WORK TO BE COMPLETED —
What is needed is every line of the data that includes the word "name". Please copy each one.

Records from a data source
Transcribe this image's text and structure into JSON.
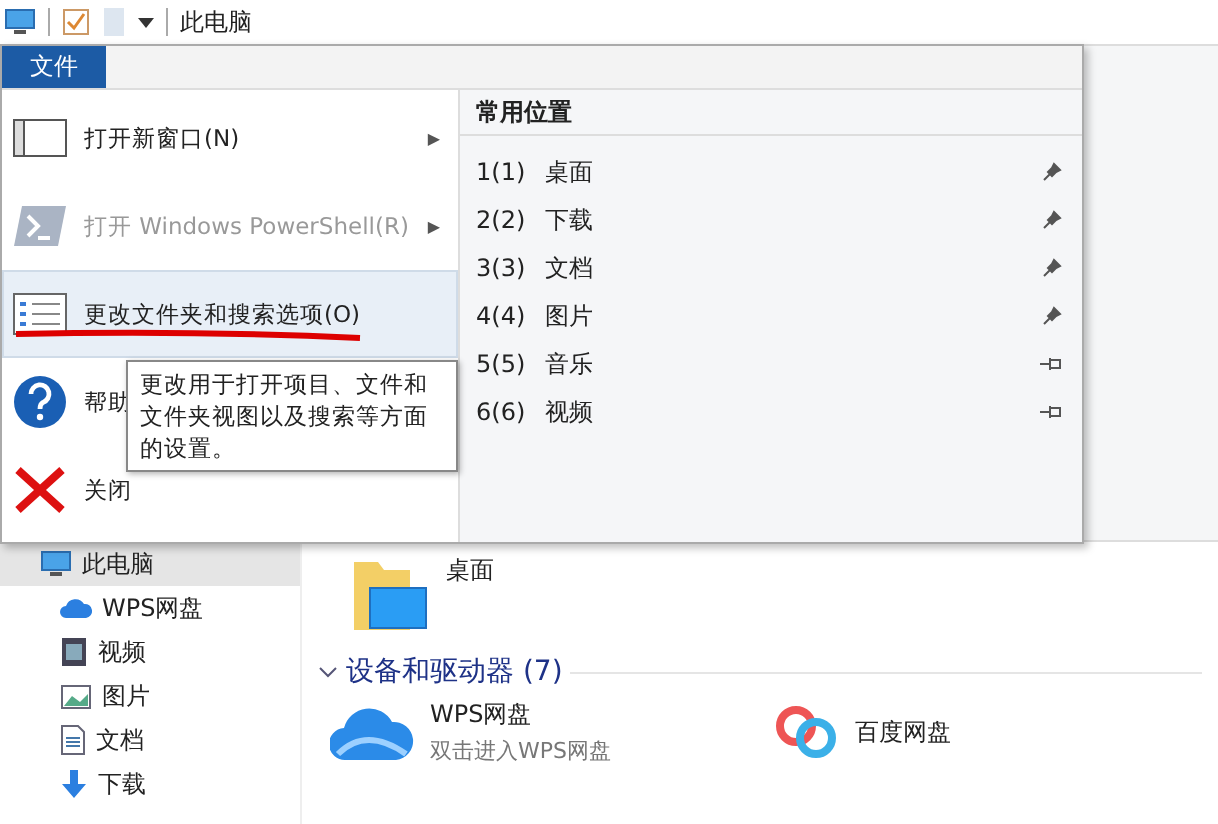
{
  "title_bar": {
    "title": "此电脑"
  },
  "file_menu": {
    "tab": {
      "label": "文件",
      "selected": true
    },
    "items": [
      {
        "kind": "window",
        "label": "打开新窗口(N)",
        "arrow": "▶",
        "disabled": false,
        "selected": false
      },
      {
        "kind": "shell",
        "label": "打开 Windows PowerShell(R)",
        "arrow": "▶",
        "disabled": true,
        "selected": false
      },
      {
        "kind": "options",
        "label": "更改文件夹和搜索选项(O)",
        "disabled": false,
        "selected": true
      },
      {
        "kind": "help",
        "label": "帮助",
        "disabled": false,
        "selected": false
      },
      {
        "kind": "close",
        "label": "关闭",
        "disabled": false,
        "selected": false
      }
    ],
    "tooltip": "更改用于打开项目、文件和文件夹视图以及搜索等方面的设置。",
    "places_title": "常用位置",
    "places": [
      {
        "number": "1(1)",
        "name": "桌面",
        "pinned": true
      },
      {
        "number": "2(2)",
        "name": "下载",
        "pinned": true
      },
      {
        "number": "3(3)",
        "name": "文档",
        "pinned": true
      },
      {
        "number": "4(4)",
        "name": "图片",
        "pinned": true
      },
      {
        "number": "5(5)",
        "name": "音乐",
        "pinned": false
      },
      {
        "number": "6(6)",
        "name": "视频",
        "pinned": false
      }
    ]
  },
  "sidebar": {
    "items": [
      {
        "kind": "pc",
        "label": "此电脑",
        "selected": true
      },
      {
        "kind": "cloud",
        "label": "WPS网盘",
        "selected": false
      },
      {
        "kind": "video",
        "label": "视频",
        "selected": false
      },
      {
        "kind": "image",
        "label": "图片",
        "selected": false
      },
      {
        "kind": "doc",
        "label": "文档",
        "selected": false
      },
      {
        "kind": "download",
        "label": "下载",
        "selected": false
      }
    ]
  },
  "content": {
    "folders": [
      {
        "name": "桌面"
      }
    ],
    "section": {
      "title": "设备和驱动器 (7)",
      "expanded": true
    },
    "drives": [
      {
        "kind": "wps",
        "name": "WPS网盘",
        "subtitle": "双击进入WPS网盘"
      },
      {
        "kind": "baidu",
        "name": "百度网盘"
      }
    ]
  }
}
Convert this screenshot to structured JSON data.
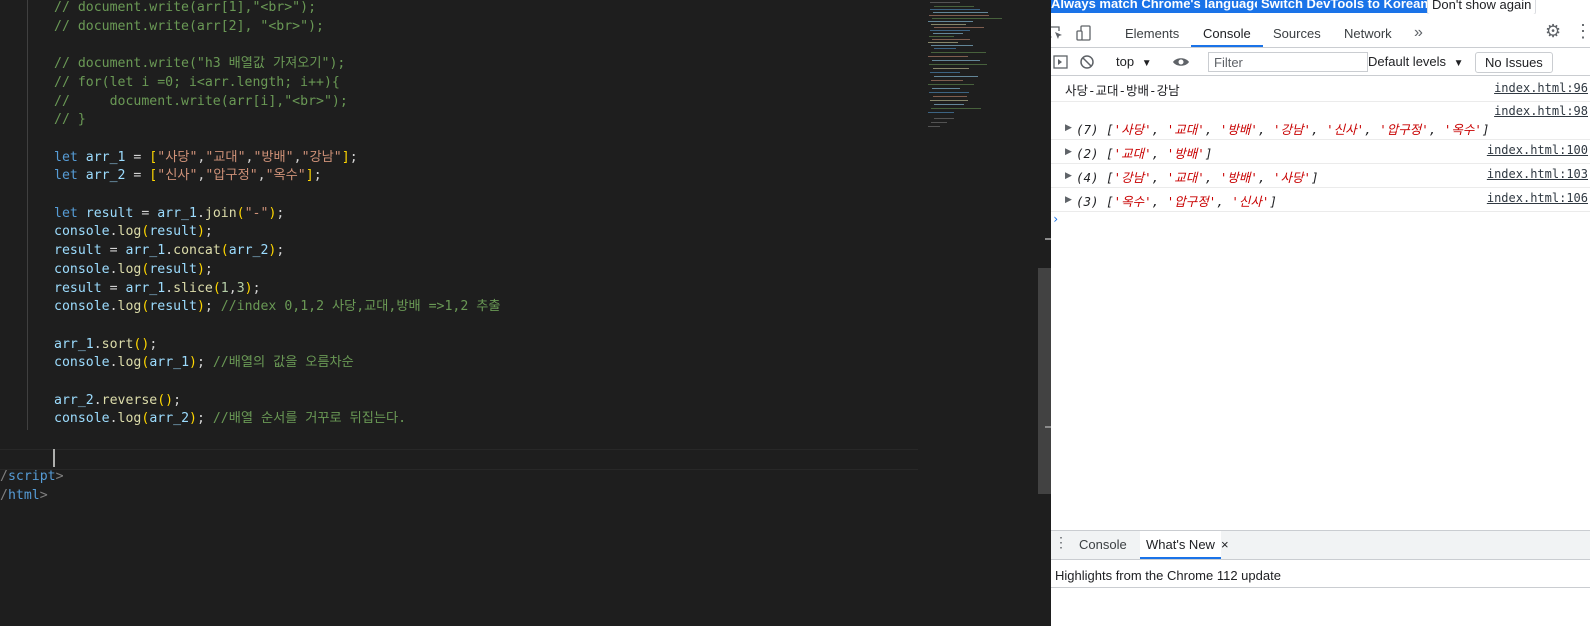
{
  "editor": {
    "lines": [
      {
        "parts": [
          {
            "t": "// document.write(arr[1],\"<br>\");",
            "c": "tk-cmt"
          }
        ]
      },
      {
        "parts": [
          {
            "t": "// document.write(arr[2], \"<br>\");",
            "c": "tk-cmt"
          }
        ]
      },
      {
        "parts": []
      },
      {
        "parts": [
          {
            "t": "// document.write(\"h3 배열값 가져오기\");",
            "c": "tk-cmt"
          }
        ]
      },
      {
        "parts": [
          {
            "t": "// for(let i =0; i<arr.length; i++){",
            "c": "tk-cmt"
          }
        ]
      },
      {
        "parts": [
          {
            "t": "//     document.write(arr[i],\"<br>\");",
            "c": "tk-cmt"
          }
        ]
      },
      {
        "parts": [
          {
            "t": "// }",
            "c": "tk-cmt"
          }
        ]
      },
      {
        "parts": []
      },
      {
        "parts": [
          {
            "t": "let ",
            "c": "tk-kw"
          },
          {
            "t": "arr_1",
            "c": "tk-var"
          },
          {
            "t": " = ",
            "c": "tk-pl"
          },
          {
            "t": "[",
            "c": "tk-br1"
          },
          {
            "t": "\"사당\"",
            "c": "tk-str"
          },
          {
            "t": ",",
            "c": "tk-pl"
          },
          {
            "t": "\"교대\"",
            "c": "tk-str"
          },
          {
            "t": ",",
            "c": "tk-pl"
          },
          {
            "t": "\"방배\"",
            "c": "tk-str"
          },
          {
            "t": ",",
            "c": "tk-pl"
          },
          {
            "t": "\"강남\"",
            "c": "tk-str"
          },
          {
            "t": "]",
            "c": "tk-br1"
          },
          {
            "t": ";",
            "c": "tk-pl"
          }
        ]
      },
      {
        "parts": [
          {
            "t": "let ",
            "c": "tk-kw"
          },
          {
            "t": "arr_2",
            "c": "tk-var"
          },
          {
            "t": " = ",
            "c": "tk-pl"
          },
          {
            "t": "[",
            "c": "tk-br1"
          },
          {
            "t": "\"신사\"",
            "c": "tk-str"
          },
          {
            "t": ",",
            "c": "tk-pl"
          },
          {
            "t": "\"압구정\"",
            "c": "tk-str"
          },
          {
            "t": ",",
            "c": "tk-pl"
          },
          {
            "t": "\"옥수\"",
            "c": "tk-str"
          },
          {
            "t": "]",
            "c": "tk-br1"
          },
          {
            "t": ";",
            "c": "tk-pl"
          }
        ]
      },
      {
        "parts": []
      },
      {
        "parts": [
          {
            "t": "let ",
            "c": "tk-kw"
          },
          {
            "t": "result",
            "c": "tk-var"
          },
          {
            "t": " = ",
            "c": "tk-pl"
          },
          {
            "t": "arr_1",
            "c": "tk-var"
          },
          {
            "t": ".",
            "c": "tk-pl"
          },
          {
            "t": "join",
            "c": "tk-fn"
          },
          {
            "t": "(",
            "c": "tk-br1"
          },
          {
            "t": "\"-\"",
            "c": "tk-str"
          },
          {
            "t": ")",
            "c": "tk-br1"
          },
          {
            "t": ";",
            "c": "tk-pl"
          }
        ]
      },
      {
        "parts": [
          {
            "t": "console",
            "c": "tk-var"
          },
          {
            "t": ".",
            "c": "tk-pl"
          },
          {
            "t": "log",
            "c": "tk-fn"
          },
          {
            "t": "(",
            "c": "tk-br1"
          },
          {
            "t": "result",
            "c": "tk-var"
          },
          {
            "t": ")",
            "c": "tk-br1"
          },
          {
            "t": ";",
            "c": "tk-pl"
          }
        ]
      },
      {
        "parts": [
          {
            "t": "result",
            "c": "tk-var"
          },
          {
            "t": " = ",
            "c": "tk-pl"
          },
          {
            "t": "arr_1",
            "c": "tk-var"
          },
          {
            "t": ".",
            "c": "tk-pl"
          },
          {
            "t": "concat",
            "c": "tk-fn"
          },
          {
            "t": "(",
            "c": "tk-br1"
          },
          {
            "t": "arr_2",
            "c": "tk-var"
          },
          {
            "t": ")",
            "c": "tk-br1"
          },
          {
            "t": ";",
            "c": "tk-pl"
          }
        ]
      },
      {
        "parts": [
          {
            "t": "console",
            "c": "tk-var"
          },
          {
            "t": ".",
            "c": "tk-pl"
          },
          {
            "t": "log",
            "c": "tk-fn"
          },
          {
            "t": "(",
            "c": "tk-br1"
          },
          {
            "t": "result",
            "c": "tk-var"
          },
          {
            "t": ")",
            "c": "tk-br1"
          },
          {
            "t": ";",
            "c": "tk-pl"
          }
        ]
      },
      {
        "parts": [
          {
            "t": "result",
            "c": "tk-var"
          },
          {
            "t": " = ",
            "c": "tk-pl"
          },
          {
            "t": "arr_1",
            "c": "tk-var"
          },
          {
            "t": ".",
            "c": "tk-pl"
          },
          {
            "t": "slice",
            "c": "tk-fn"
          },
          {
            "t": "(",
            "c": "tk-br1"
          },
          {
            "t": "1",
            "c": "tk-num"
          },
          {
            "t": ",",
            "c": "tk-pl"
          },
          {
            "t": "3",
            "c": "tk-num"
          },
          {
            "t": ")",
            "c": "tk-br1"
          },
          {
            "t": ";",
            "c": "tk-pl"
          }
        ]
      },
      {
        "parts": [
          {
            "t": "console",
            "c": "tk-var"
          },
          {
            "t": ".",
            "c": "tk-pl"
          },
          {
            "t": "log",
            "c": "tk-fn"
          },
          {
            "t": "(",
            "c": "tk-br1"
          },
          {
            "t": "result",
            "c": "tk-var"
          },
          {
            "t": ")",
            "c": "tk-br1"
          },
          {
            "t": "; ",
            "c": "tk-pl"
          },
          {
            "t": "//index 0,1,2 사당,교대,방배 =>1,2 추출",
            "c": "tk-cmt"
          }
        ]
      },
      {
        "parts": []
      },
      {
        "parts": [
          {
            "t": "arr_1",
            "c": "tk-var"
          },
          {
            "t": ".",
            "c": "tk-pl"
          },
          {
            "t": "sort",
            "c": "tk-fn"
          },
          {
            "t": "()",
            "c": "tk-br1"
          },
          {
            "t": ";",
            "c": "tk-pl"
          }
        ]
      },
      {
        "parts": [
          {
            "t": "console",
            "c": "tk-var"
          },
          {
            "t": ".",
            "c": "tk-pl"
          },
          {
            "t": "log",
            "c": "tk-fn"
          },
          {
            "t": "(",
            "c": "tk-br1"
          },
          {
            "t": "arr_1",
            "c": "tk-var"
          },
          {
            "t": ")",
            "c": "tk-br1"
          },
          {
            "t": "; ",
            "c": "tk-pl"
          },
          {
            "t": "//배열의 값을 오름차순",
            "c": "tk-cmt"
          }
        ]
      },
      {
        "parts": []
      },
      {
        "parts": [
          {
            "t": "arr_2",
            "c": "tk-var"
          },
          {
            "t": ".",
            "c": "tk-pl"
          },
          {
            "t": "reverse",
            "c": "tk-fn"
          },
          {
            "t": "()",
            "c": "tk-br1"
          },
          {
            "t": ";",
            "c": "tk-pl"
          }
        ]
      },
      {
        "parts": [
          {
            "t": "console",
            "c": "tk-var"
          },
          {
            "t": ".",
            "c": "tk-pl"
          },
          {
            "t": "log",
            "c": "tk-fn"
          },
          {
            "t": "(",
            "c": "tk-br1"
          },
          {
            "t": "arr_2",
            "c": "tk-var"
          },
          {
            "t": ")",
            "c": "tk-br1"
          },
          {
            "t": "; ",
            "c": "tk-pl"
          },
          {
            "t": "//배열 순서를 거꾸로 뒤집는다.",
            "c": "tk-cmt"
          }
        ]
      }
    ],
    "closing_lines": [
      {
        "parts": [
          {
            "t": "/",
            "c": "tk-ang"
          },
          {
            "t": "script",
            "c": "tk-tag"
          },
          {
            "t": ">",
            "c": "tk-ang"
          }
        ]
      },
      {
        "parts": [
          {
            "t": "/",
            "c": "tk-ang"
          },
          {
            "t": "html",
            "c": "tk-tag"
          },
          {
            "t": ">",
            "c": "tk-ang"
          }
        ]
      }
    ]
  },
  "devtools": {
    "infobar": {
      "match_language": "Always match Chrome's language",
      "switch_korean": "Switch DevTools to Korean",
      "dont_show": "Don't show again"
    },
    "tabs": [
      "Elements",
      "Console",
      "Sources",
      "Network"
    ],
    "active_tab": "Console",
    "more_tabs_icon": "»",
    "settings_icon": "⚙",
    "kebab_icon": "⋮",
    "toolbar": {
      "context": "top",
      "filter_placeholder": "Filter",
      "levels": "Default levels",
      "issues": "No Issues"
    },
    "messages": [
      {
        "text": "사당-교대-방배-강남",
        "source": "index.html:96"
      },
      {
        "count": "(7)",
        "items": [
          "사당",
          "교대",
          "방배",
          "강남",
          "신사",
          "압구정",
          "옥수"
        ],
        "source": "index.html:98"
      },
      {
        "count": "(2)",
        "items": [
          "교대",
          "방배"
        ],
        "source": "index.html:100"
      },
      {
        "count": "(4)",
        "items": [
          "강남",
          "교대",
          "방배",
          "사당"
        ],
        "source": "index.html:103"
      },
      {
        "count": "(3)",
        "items": [
          "옥수",
          "압구정",
          "신사"
        ],
        "source": "index.html:106"
      }
    ],
    "prompt_caret": "›",
    "drawer": {
      "tabs": [
        "Console",
        "What's New"
      ],
      "active_tab": "What's New",
      "close_icon": "×",
      "highlights": "Highlights from the Chrome 112 update"
    }
  }
}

FINISHED TASK —
        "name": "桌面",
        "name": "下载",
        "name": "文档",
        "name": "图片",
        "name": "音乐",
        "name": "视频",
        "name": "桌面"
        "name": "WPS网盘",
        "name": "百度网盘"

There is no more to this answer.